## What to produce
Should the word "main" occur in a line of the records, copy that line.

Top of Data extract

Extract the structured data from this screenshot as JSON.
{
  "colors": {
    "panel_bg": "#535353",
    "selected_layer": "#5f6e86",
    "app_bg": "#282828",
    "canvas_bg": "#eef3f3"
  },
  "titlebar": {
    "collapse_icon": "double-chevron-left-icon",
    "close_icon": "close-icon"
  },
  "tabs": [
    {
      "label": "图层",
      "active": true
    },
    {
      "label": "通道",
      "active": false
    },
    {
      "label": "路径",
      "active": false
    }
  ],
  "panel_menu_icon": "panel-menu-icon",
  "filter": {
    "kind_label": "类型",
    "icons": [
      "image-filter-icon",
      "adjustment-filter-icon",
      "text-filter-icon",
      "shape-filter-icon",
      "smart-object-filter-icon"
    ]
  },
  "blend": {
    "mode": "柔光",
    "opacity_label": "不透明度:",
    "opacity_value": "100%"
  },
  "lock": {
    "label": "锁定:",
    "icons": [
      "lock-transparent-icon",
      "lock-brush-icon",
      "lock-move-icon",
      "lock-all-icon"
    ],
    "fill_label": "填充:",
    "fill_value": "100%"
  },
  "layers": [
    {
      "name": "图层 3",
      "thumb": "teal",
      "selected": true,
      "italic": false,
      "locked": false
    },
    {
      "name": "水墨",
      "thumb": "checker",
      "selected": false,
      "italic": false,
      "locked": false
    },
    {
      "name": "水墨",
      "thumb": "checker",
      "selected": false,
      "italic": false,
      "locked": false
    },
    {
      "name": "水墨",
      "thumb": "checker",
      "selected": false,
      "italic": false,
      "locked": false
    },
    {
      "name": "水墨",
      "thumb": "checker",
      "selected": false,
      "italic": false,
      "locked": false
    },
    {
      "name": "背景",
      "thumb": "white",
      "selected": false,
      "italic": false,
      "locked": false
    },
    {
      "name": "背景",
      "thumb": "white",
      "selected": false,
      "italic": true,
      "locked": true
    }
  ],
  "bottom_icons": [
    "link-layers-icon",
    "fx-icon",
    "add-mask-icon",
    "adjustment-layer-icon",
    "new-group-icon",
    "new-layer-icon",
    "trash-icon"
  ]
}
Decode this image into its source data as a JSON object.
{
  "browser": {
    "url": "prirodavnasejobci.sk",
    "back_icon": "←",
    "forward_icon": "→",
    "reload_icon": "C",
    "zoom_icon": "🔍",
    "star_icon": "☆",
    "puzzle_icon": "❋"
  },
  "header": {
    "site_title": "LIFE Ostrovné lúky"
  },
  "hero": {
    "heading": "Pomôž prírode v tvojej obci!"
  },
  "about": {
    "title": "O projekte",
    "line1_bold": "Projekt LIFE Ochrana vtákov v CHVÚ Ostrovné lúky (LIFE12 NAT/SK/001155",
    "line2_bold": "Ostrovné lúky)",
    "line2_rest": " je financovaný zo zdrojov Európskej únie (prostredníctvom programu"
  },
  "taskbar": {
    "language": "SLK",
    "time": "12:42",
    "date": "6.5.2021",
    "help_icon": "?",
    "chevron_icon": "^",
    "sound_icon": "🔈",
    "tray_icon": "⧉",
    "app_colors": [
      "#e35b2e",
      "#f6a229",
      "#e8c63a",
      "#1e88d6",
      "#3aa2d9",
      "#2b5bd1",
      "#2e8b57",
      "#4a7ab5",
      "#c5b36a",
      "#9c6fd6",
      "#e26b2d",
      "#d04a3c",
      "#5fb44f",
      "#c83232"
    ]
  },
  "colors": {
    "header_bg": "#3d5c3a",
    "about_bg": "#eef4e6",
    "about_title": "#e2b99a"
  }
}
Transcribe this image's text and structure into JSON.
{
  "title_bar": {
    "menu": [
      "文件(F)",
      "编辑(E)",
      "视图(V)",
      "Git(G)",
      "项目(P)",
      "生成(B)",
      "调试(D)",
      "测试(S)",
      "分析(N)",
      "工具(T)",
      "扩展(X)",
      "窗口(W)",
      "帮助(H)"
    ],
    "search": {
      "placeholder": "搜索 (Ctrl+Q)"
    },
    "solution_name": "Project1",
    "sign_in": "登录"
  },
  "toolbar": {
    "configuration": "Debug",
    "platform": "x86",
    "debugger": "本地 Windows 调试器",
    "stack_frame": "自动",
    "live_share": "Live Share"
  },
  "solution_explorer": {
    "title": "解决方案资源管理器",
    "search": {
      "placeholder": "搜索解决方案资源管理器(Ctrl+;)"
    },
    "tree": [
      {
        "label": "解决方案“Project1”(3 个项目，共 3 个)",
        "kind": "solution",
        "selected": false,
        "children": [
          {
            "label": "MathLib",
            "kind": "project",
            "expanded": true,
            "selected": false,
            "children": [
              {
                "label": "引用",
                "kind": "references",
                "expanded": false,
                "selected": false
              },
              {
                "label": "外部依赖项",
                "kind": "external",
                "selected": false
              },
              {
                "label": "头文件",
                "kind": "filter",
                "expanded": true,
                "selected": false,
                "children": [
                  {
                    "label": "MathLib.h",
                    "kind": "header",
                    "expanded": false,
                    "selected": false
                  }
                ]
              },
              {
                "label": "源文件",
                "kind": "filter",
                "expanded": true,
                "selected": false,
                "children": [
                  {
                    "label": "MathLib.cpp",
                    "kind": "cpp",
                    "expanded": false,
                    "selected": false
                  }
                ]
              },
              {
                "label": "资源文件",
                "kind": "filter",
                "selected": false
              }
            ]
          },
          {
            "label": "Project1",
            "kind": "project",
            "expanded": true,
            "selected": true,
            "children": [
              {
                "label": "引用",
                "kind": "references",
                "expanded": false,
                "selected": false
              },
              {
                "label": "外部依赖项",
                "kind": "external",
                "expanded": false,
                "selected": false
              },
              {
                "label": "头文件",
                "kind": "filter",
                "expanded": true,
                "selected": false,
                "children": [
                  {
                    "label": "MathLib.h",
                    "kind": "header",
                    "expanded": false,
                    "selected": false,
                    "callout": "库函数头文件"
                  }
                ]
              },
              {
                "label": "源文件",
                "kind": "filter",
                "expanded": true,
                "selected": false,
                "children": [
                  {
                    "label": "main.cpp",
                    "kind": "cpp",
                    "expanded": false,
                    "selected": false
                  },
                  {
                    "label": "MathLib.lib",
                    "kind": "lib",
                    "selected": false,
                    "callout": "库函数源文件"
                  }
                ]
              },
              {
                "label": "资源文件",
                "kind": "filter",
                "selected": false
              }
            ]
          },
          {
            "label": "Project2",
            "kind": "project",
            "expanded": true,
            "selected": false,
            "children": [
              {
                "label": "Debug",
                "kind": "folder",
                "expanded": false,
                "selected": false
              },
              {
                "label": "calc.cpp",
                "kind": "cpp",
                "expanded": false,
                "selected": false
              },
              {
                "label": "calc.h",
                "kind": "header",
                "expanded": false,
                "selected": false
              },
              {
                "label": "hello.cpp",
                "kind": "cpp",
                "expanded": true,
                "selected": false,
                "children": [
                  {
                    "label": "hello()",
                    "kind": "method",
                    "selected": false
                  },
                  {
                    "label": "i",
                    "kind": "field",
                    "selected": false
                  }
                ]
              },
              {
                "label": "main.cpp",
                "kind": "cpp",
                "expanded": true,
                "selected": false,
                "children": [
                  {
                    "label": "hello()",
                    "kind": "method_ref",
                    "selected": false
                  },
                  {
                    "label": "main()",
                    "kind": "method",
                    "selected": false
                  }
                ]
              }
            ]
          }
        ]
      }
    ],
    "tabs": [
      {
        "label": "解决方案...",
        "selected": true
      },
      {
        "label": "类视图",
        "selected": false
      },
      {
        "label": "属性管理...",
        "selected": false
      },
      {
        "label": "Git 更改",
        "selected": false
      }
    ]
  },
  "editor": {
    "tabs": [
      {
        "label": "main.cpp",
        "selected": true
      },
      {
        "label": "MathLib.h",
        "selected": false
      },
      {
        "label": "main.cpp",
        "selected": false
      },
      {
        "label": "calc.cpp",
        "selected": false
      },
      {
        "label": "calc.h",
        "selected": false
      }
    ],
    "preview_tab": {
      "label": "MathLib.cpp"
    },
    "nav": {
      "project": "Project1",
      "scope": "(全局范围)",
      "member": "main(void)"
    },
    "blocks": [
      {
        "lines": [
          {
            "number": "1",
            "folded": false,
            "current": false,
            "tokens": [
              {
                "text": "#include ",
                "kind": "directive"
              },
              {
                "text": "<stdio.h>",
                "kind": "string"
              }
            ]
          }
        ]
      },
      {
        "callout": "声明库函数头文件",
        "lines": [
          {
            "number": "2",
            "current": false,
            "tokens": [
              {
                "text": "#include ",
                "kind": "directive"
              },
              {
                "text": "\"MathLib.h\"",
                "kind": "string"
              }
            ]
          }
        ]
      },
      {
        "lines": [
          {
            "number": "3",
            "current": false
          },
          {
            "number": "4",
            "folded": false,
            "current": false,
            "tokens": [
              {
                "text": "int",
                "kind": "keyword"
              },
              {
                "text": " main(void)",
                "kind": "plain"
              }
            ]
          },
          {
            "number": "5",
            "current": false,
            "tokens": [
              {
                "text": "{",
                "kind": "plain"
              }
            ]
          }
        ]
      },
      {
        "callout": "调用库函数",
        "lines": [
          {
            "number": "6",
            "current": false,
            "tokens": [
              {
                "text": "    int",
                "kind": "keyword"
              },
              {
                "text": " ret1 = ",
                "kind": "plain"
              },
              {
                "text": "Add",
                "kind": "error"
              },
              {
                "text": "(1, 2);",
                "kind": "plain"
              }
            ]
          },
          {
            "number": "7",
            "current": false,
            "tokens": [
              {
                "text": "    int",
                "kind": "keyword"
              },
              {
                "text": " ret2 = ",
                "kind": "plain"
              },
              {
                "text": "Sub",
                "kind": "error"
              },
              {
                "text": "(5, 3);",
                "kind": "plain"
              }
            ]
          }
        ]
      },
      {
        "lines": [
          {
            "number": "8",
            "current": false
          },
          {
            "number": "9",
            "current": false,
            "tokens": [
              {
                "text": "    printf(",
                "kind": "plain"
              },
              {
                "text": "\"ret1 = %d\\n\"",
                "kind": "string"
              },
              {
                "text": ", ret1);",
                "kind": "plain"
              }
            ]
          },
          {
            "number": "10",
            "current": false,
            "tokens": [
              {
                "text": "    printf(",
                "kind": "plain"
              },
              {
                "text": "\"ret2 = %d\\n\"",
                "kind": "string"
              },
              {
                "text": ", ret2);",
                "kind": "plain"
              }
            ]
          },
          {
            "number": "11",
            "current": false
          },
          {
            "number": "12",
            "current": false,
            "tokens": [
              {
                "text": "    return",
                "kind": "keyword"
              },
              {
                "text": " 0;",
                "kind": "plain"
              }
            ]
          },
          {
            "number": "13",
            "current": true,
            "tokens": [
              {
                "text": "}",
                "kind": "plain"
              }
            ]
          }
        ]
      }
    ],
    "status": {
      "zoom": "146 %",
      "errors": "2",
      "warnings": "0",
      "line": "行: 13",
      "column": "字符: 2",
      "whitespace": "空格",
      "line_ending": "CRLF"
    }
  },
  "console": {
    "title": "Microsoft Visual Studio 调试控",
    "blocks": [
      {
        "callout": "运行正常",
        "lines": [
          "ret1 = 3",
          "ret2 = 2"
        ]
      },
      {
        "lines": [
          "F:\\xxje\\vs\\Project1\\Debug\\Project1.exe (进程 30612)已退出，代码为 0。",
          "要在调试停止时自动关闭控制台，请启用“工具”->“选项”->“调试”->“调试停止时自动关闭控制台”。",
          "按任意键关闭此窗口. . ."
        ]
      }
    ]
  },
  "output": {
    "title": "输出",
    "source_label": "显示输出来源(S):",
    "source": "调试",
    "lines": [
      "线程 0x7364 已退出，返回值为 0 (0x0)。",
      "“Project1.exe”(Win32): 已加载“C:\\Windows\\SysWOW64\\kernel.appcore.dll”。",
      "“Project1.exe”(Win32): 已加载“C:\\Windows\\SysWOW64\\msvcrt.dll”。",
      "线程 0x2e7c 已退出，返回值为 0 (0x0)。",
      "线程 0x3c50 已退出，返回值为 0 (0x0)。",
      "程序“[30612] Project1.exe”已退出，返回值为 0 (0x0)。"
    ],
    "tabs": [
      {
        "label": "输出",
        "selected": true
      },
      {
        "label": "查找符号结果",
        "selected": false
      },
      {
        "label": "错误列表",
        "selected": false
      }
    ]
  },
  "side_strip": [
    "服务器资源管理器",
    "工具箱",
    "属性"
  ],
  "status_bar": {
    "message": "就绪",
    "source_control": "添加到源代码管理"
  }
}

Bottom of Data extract

## Task result
                    "label": "main.cpp",
                "label": "main.cpp",
                    "label": "main()",
        "label": "main.cpp",
        "label": "main.cpp",
      "member": "main(void)"
                "text": " main(void)",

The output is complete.